- What needs to be done
The whole answer is the data below, retyped exactly.

- Extracted information
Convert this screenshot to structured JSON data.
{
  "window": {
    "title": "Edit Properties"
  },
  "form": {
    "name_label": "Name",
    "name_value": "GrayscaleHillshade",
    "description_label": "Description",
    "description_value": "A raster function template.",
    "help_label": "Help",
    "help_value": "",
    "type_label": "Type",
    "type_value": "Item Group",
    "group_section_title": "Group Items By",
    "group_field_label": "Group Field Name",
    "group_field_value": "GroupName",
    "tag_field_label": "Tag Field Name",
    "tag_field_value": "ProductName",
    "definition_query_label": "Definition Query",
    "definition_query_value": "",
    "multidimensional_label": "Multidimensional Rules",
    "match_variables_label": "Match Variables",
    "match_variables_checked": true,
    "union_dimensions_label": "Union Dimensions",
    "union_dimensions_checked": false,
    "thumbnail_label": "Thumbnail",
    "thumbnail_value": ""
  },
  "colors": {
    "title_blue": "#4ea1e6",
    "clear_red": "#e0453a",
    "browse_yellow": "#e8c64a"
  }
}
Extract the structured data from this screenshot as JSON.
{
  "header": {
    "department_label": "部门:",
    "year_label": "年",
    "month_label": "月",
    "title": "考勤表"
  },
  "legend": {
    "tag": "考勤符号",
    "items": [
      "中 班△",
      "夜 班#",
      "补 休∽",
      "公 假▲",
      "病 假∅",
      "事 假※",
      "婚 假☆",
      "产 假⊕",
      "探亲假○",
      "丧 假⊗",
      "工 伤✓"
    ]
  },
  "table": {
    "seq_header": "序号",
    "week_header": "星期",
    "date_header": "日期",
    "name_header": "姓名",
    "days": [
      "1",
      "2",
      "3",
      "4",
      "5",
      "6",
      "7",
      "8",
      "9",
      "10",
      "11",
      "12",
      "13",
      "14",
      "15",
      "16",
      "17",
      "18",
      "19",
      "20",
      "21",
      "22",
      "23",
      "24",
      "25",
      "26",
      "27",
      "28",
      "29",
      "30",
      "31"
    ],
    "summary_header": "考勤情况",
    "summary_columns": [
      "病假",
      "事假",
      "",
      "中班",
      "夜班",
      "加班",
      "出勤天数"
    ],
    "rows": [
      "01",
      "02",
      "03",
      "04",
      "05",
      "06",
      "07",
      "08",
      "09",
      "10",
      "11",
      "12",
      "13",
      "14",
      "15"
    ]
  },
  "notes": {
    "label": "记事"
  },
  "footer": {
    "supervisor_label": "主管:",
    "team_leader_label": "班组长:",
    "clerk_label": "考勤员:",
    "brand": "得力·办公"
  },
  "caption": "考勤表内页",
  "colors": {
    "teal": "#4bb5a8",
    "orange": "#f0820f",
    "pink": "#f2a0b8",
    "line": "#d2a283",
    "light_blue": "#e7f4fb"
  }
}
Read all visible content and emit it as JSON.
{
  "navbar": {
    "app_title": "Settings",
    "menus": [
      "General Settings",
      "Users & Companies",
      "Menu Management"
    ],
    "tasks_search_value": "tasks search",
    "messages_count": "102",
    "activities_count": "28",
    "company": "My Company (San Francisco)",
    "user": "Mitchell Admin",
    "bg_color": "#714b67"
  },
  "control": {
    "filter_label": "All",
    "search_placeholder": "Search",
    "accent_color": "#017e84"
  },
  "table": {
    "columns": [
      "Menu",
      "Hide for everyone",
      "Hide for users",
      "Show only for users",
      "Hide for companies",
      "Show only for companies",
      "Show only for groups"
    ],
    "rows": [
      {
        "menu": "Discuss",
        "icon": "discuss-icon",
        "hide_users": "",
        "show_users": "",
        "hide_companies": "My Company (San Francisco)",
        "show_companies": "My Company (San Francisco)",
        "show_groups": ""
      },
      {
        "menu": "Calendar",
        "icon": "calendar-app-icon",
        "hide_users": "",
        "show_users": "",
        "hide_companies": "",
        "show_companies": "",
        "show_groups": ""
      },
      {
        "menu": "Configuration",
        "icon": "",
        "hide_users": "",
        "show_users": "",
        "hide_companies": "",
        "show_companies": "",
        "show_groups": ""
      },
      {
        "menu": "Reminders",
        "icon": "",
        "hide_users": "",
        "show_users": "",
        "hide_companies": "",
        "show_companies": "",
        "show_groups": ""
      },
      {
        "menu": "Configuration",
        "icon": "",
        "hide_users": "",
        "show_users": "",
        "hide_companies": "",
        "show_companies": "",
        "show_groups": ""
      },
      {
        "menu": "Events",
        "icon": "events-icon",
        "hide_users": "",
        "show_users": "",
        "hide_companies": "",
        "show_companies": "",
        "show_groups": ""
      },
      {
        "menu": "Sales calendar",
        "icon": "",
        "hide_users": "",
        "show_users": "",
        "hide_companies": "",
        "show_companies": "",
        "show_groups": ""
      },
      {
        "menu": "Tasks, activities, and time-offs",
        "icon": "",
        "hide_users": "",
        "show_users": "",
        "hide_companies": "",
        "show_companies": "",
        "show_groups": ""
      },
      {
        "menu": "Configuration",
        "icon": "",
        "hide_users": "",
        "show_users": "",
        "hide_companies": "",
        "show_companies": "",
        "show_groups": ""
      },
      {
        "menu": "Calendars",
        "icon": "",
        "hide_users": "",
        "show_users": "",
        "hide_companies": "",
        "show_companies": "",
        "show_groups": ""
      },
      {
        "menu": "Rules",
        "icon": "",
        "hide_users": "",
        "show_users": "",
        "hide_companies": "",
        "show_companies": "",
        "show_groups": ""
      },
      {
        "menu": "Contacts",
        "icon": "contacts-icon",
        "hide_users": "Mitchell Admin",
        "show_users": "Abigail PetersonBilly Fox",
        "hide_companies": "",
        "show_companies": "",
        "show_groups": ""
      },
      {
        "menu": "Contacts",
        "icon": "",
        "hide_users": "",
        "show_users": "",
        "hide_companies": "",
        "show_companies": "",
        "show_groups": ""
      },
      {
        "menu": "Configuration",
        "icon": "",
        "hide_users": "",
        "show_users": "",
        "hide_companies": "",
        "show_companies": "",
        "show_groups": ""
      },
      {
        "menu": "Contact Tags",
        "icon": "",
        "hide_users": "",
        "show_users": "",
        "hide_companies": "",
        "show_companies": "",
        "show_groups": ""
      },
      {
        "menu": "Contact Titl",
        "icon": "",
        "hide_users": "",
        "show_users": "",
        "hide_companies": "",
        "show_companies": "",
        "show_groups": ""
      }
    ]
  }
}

- Exercise output
Convert this screenshot to structured JSON data.
{
  "window": {
    "title": "Edit Properties"
  },
  "form": {
    "name_label": "Name",
    "name_value": "GrayscaleHillshade",
    "description_label": "Description",
    "description_value": "A raster function template.",
    "help_label": "Help",
    "help_value": "",
    "type_label": "Type",
    "type_value": "Item Group",
    "group_section_title": "Group Items By",
    "group_field_label": "Group Field Name",
    "group_field_value": "GroupName",
    "tag_field_label": "Tag Field Name",
    "tag_field_value": "ProductName",
    "definition_query_label": "Definition Query",
    "definition_query_value": "",
    "multidimensional_label": "Multidimensional Rules",
    "match_variables_label": "Match Variables",
    "match_variables_checked": true,
    "union_dimensions_label": "Union Dimensions",
    "union_dimensions_checked": false,
    "thumbnail_label": "Thumbnail",
    "thumbnail_value": ""
  },
  "colors": {
    "title_blue": "#4ea1e6",
    "clear_red": "#e0453a",
    "browse_yellow": "#e8c64a"
  }
}
Extract the structured data from this screenshot as JSON.
{
  "header": {
    "department_label": "部门:",
    "year_label": "年",
    "month_label": "月",
    "title": "考勤表"
  },
  "legend": {
    "tag": "考勤符号",
    "items": [
      "中 班△",
      "夜 班#",
      "补 休∽",
      "公 假▲",
      "病 假∅",
      "事 假※",
      "婚 假☆",
      "产 假⊕",
      "探亲假○",
      "丧 假⊗",
      "工 伤✓"
    ]
  },
  "table": {
    "seq_header": "序号",
    "week_header": "星期",
    "date_header": "日期",
    "name_header": "姓名",
    "days": [
      "1",
      "2",
      "3",
      "4",
      "5",
      "6",
      "7",
      "8",
      "9",
      "10",
      "11",
      "12",
      "13",
      "14",
      "15",
      "16",
      "17",
      "18",
      "19",
      "20",
      "21",
      "22",
      "23",
      "24",
      "25",
      "26",
      "27",
      "28",
      "29",
      "30",
      "31"
    ],
    "summary_header": "考勤情况",
    "summary_columns": [
      "病假",
      "事假",
      "",
      "中班",
      "夜班",
      "加班",
      "出勤天数"
    ],
    "rows": [
      "01",
      "02",
      "03",
      "04",
      "05",
      "06",
      "07",
      "08",
      "09",
      "10",
      "11",
      "12",
      "13",
      "14",
      "15"
    ]
  },
  "notes": {
    "label": "记事"
  },
  "footer": {
    "supervisor_label": "主管:",
    "team_leader_label": "班组长:",
    "clerk_label": "考勤员:",
    "brand": "得力·办公"
  },
  "caption": "考勤表内页",
  "colors": {
    "teal": "#4bb5a8",
    "orange": "#f0820f",
    "pink": "#f2a0b8",
    "line": "#d2a283",
    "light_blue": "#e7f4fb"
  }
}
Read all visible content and emit it as JSON.
{
  "navbar": {
    "app_title": "Settings",
    "menus": [
      "General Settings",
      "Users & Companies",
      "Menu Management"
    ],
    "tasks_search_value": "tasks search",
    "messages_count": "102",
    "activities_count": "28",
    "company": "My Company (San Francisco)",
    "user": "Mitchell Admin",
    "bg_color": "#714b67"
  },
  "control": {
    "filter_label": "All",
    "search_placeholder": "Search",
    "accent_color": "#017e84"
  },
  "table": {
    "columns": [
      "Menu",
      "Hide for everyone",
      "Hide for users",
      "Show only for users",
      "Hide for companies",
      "Show only for companies",
      "Show only for groups"
    ],
    "rows": [
      {
        "menu": "Discuss",
        "icon": "discuss-icon",
        "hide_users": "",
        "show_users": "",
        "hide_companies": "My Company (San Francisco)",
        "show_companies": "My Company (San Francisco)",
        "show_groups": ""
      },
      {
        "menu": "Calendar",
        "icon": "calendar-app-icon",
        "hide_users": "",
        "show_users": "",
        "hide_companies": "",
        "show_companies": "",
        "show_groups": ""
      },
      {
        "menu": "Configuration",
        "icon": "",
        "hide_users": "",
        "show_users": "",
        "hide_companies": "",
        "show_companies": "",
        "show_groups": ""
      },
      {
        "menu": "Reminders",
        "icon": "",
        "hide_users": "",
        "show_users": "",
        "hide_companies": "",
        "show_companies": "",
        "show_groups": ""
      },
      {
        "menu": "Configuration",
        "icon": "",
        "hide_users": "",
        "show_users": "",
        "hide_companies": "",
        "show_companies": "",
        "show_groups": ""
      },
      {
        "menu": "Events",
        "icon": "events-icon",
        "hide_users": "",
        "show_users": "",
        "hide_companies": "",
        "show_companies": "",
        "show_groups": ""
      },
      {
        "menu": "Sales calendar",
        "icon": "",
        "hide_users": "",
        "show_users": "",
        "hide_companies": "",
        "show_companies": "",
        "show_groups": ""
      },
      {
        "menu": "Tasks, activities, and time-offs",
        "icon": "",
        "hide_users": "",
        "show_users": "",
        "hide_companies": "",
        "show_companies": "",
        "show_groups": ""
      },
      {
        "menu": "Configuration",
        "icon": "",
        "hide_users": "",
        "show_users": "",
        "hide_companies": "",
        "show_companies": "",
        "show_groups": ""
      },
      {
        "menu": "Calendars",
        "icon": "",
        "hide_users": "",
        "show_users": "",
        "hide_companies": "",
        "show_companies": "",
        "show_groups": ""
      },
      {
        "menu": "Rules",
        "icon": "",
        "hide_users": "",
        "show_users": "",
        "hide_companies": "",
        "show_companies": "",
        "show_groups": ""
      },
      {
        "menu": "Contacts",
        "icon": "contacts-icon",
        "hide_users": "Mitchell Admin",
        "show_users": "Abigail PetersonBilly Fox",
        "hide_companies": "",
        "show_companies": "",
        "show_groups": ""
      },
      {
        "menu": "Contacts",
        "icon": "",
        "hide_users": "",
        "show_users": "",
        "hide_companies": "",
        "show_companies": "",
        "show_groups": ""
      },
      {
        "menu": "Configuration",
        "icon": "",
        "hide_users": "",
        "show_users": "",
        "hide_companies": "",
        "show_companies": "",
        "show_groups": ""
      },
      {
        "menu": "Contact Tags",
        "icon": "",
        "hide_users": "",
        "show_users": "",
        "hide_companies": "",
        "show_companies": "",
        "show_groups": ""
      },
      {
        "menu": "Contact Titl",
        "icon": "",
        "hide_users": "",
        "show_users": "",
        "hide_companies": "",
        "show_companies": "",
        "show_groups": ""
      }
    ]
  }
}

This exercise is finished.